• **Exercise details**: Draw out every line with the word "check" from the listing below.

• **Data supplied**:
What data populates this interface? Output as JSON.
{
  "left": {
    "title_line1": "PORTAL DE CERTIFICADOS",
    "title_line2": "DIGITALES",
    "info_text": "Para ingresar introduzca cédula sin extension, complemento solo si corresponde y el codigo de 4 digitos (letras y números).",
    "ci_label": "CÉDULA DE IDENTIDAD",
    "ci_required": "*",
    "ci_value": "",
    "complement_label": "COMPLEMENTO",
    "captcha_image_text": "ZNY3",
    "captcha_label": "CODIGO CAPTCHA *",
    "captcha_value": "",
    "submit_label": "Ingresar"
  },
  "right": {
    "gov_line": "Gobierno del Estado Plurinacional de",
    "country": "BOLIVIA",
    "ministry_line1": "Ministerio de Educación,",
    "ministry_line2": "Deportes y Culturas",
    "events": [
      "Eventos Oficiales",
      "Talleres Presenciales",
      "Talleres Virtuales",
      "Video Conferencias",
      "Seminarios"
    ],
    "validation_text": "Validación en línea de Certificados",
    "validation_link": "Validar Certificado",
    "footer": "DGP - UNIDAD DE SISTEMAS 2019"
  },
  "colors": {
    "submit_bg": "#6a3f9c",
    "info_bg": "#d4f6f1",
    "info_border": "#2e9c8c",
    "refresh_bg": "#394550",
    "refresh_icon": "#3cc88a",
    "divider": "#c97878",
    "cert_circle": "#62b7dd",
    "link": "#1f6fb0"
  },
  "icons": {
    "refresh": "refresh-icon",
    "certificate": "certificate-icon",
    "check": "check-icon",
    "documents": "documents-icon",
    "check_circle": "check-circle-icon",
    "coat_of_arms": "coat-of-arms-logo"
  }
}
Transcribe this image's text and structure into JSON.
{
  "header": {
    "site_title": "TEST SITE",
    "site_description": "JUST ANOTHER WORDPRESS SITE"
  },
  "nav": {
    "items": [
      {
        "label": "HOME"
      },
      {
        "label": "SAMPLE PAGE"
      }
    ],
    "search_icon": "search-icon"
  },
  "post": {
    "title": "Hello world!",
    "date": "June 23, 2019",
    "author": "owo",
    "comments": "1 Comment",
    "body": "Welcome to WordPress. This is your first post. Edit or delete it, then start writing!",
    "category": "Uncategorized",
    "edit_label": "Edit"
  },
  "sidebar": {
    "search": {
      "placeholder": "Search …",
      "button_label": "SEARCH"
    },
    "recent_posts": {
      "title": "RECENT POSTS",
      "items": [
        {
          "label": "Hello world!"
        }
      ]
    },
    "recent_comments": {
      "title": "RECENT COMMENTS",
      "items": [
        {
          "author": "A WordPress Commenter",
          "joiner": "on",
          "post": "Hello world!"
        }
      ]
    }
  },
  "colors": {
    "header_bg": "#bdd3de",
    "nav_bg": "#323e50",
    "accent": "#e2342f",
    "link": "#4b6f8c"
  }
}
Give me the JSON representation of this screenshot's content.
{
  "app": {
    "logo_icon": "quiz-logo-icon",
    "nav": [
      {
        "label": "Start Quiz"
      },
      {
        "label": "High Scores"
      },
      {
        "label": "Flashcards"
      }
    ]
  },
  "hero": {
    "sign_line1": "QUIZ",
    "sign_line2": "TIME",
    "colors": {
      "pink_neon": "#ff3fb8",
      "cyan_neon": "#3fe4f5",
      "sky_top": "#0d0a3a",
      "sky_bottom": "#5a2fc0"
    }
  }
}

• **Written response**:
    "check": "check-icon",
    "check_circle": "check-circle-icon",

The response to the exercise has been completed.